How many lines in the listing contain the word "Tahan"? Reply with the number alone.

[[ SOURCE MATERIAL, beginning ]]

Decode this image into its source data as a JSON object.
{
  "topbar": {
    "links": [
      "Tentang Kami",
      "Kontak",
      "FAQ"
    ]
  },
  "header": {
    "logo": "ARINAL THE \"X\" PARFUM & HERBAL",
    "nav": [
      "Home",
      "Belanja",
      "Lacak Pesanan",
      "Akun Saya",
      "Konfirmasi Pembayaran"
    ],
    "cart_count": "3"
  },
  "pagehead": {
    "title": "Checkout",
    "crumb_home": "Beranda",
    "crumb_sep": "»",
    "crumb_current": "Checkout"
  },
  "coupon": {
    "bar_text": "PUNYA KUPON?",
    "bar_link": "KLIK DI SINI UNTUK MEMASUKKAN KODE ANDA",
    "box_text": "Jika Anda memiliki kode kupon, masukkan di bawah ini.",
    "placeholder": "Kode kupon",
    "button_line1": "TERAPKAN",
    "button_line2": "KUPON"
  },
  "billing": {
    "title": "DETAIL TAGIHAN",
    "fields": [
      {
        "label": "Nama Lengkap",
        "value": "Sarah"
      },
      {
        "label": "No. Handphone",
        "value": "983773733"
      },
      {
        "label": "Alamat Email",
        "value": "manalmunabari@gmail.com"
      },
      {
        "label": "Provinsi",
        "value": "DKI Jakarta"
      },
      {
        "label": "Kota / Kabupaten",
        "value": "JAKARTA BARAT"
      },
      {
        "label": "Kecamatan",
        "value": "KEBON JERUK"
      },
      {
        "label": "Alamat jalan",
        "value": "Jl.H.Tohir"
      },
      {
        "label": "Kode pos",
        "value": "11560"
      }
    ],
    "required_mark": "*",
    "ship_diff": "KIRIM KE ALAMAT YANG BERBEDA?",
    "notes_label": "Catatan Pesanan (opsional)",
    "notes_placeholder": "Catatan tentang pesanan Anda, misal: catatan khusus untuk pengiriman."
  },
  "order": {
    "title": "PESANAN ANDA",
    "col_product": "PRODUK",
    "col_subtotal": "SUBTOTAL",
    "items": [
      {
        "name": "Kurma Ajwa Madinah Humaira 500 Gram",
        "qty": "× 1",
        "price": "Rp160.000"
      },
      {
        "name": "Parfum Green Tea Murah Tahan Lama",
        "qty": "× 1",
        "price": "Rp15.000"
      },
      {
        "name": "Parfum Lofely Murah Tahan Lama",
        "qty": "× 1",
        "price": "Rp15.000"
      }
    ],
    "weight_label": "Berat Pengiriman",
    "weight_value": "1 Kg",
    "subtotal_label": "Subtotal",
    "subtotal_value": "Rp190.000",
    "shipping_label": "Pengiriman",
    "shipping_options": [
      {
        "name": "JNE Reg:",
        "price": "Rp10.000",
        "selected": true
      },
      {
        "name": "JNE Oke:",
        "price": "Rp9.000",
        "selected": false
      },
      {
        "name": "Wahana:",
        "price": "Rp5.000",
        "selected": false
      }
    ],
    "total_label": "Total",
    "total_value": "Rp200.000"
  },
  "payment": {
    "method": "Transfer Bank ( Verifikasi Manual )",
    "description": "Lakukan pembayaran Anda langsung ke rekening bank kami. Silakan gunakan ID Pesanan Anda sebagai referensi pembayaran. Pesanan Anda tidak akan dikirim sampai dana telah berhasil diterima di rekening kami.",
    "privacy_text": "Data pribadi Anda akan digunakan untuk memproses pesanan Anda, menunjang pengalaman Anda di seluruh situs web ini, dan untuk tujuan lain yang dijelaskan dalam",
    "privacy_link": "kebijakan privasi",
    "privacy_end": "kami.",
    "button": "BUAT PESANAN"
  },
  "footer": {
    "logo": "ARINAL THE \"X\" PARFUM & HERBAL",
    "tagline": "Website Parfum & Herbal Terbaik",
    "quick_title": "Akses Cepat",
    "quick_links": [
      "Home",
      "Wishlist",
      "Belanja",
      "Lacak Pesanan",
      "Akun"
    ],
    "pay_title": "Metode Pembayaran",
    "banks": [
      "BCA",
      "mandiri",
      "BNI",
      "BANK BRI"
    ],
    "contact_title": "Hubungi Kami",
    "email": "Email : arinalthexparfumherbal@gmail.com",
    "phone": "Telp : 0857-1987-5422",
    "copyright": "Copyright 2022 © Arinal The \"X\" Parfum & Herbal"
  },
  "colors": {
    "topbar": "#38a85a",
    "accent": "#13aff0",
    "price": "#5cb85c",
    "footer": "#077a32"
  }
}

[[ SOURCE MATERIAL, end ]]

_EXERCISE SOLUTION_
2